PROVIDED DATA:
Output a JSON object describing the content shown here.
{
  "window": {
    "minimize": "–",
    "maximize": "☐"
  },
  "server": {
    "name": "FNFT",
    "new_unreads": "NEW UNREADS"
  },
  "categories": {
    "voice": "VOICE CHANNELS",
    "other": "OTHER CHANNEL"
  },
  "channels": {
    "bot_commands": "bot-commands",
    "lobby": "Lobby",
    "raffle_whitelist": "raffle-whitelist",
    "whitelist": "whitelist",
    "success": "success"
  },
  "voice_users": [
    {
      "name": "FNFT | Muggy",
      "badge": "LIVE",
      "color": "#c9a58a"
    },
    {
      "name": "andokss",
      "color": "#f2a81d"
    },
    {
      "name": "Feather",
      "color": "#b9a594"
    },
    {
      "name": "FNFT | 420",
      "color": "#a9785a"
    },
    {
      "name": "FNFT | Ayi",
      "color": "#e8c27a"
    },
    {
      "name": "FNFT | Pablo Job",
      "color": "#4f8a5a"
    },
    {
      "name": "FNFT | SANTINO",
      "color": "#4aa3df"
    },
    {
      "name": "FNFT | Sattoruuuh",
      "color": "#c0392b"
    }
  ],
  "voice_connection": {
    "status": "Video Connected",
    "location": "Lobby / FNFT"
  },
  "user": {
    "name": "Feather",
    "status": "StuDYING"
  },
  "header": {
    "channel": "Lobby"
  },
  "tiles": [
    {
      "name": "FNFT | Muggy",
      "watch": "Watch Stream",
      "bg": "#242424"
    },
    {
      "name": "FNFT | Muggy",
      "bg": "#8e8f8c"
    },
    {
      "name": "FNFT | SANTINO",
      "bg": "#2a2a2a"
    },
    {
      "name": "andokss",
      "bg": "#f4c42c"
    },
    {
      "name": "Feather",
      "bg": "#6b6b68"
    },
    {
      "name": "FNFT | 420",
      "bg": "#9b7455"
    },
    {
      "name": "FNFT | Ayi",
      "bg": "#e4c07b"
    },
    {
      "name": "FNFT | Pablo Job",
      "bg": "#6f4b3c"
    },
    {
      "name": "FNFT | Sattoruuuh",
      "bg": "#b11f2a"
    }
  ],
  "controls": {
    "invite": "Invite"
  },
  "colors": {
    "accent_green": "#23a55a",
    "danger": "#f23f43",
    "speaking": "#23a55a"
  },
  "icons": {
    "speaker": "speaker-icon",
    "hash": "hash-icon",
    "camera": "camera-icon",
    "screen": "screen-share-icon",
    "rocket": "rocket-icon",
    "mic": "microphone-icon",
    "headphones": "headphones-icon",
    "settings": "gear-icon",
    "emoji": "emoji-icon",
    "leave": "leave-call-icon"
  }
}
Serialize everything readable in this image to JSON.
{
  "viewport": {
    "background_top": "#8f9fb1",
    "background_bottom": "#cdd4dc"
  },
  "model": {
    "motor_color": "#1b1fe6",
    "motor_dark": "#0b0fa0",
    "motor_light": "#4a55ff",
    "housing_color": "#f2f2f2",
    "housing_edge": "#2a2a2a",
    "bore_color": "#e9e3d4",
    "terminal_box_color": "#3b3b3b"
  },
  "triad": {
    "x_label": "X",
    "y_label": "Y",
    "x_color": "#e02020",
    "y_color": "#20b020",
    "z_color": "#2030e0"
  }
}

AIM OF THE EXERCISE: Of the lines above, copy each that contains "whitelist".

EXERCISE ANSWER:
    "raffle_whitelist": "raffle-whitelist",
    "whitelist": "whitelist",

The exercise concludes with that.